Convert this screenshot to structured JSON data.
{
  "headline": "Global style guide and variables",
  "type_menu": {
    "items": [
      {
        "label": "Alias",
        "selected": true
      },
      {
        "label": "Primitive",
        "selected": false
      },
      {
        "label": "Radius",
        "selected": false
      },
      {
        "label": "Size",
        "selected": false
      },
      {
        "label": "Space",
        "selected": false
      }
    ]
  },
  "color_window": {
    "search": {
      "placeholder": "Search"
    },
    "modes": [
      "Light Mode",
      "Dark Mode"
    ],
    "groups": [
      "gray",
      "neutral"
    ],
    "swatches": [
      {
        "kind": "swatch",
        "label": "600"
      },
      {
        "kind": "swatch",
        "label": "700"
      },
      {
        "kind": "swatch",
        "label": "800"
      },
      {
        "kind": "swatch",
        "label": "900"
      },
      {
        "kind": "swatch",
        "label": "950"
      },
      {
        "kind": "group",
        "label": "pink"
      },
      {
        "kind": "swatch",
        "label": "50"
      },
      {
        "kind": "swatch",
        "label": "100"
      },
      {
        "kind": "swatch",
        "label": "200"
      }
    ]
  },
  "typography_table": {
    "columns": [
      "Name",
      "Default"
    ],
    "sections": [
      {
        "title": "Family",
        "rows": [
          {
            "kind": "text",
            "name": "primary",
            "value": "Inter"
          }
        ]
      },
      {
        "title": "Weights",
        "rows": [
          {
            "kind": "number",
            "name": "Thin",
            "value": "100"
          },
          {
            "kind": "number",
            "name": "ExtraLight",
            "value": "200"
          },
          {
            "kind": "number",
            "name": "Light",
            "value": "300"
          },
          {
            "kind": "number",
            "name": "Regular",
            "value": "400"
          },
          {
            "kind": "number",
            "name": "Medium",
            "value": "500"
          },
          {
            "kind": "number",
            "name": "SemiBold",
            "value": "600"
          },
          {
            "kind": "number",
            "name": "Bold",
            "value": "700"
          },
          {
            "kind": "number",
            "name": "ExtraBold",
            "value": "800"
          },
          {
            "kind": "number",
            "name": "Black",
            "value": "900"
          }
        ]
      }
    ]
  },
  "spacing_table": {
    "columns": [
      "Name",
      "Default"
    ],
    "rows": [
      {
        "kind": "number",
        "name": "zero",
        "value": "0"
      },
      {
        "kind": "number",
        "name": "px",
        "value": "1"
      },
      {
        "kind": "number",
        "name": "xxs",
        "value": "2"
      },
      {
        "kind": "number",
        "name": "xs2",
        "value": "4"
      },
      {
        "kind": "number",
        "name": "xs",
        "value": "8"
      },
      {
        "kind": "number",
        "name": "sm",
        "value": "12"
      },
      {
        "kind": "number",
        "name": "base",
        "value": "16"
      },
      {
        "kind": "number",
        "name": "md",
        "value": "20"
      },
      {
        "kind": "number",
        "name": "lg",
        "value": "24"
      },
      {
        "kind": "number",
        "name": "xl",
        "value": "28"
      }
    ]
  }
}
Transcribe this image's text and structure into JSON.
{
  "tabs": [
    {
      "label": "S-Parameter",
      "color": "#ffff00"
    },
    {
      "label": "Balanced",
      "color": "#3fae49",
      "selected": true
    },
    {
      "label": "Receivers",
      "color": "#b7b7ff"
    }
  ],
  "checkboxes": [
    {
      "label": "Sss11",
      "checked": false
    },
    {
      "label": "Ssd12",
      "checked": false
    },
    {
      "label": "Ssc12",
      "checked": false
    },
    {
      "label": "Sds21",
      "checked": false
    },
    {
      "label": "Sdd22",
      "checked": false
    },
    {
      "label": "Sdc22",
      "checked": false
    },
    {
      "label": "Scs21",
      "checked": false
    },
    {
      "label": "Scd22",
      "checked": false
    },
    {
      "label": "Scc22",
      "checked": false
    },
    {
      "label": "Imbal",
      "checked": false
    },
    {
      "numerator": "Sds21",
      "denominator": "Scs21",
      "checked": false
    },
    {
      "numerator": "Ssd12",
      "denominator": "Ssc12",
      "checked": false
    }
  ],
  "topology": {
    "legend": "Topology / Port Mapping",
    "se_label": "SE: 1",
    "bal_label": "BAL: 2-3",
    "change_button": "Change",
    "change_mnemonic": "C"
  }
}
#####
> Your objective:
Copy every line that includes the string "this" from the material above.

> Expected answer:
Convert this screenshot to structured JSON data.
Transcribe this image's text and structure into JSON.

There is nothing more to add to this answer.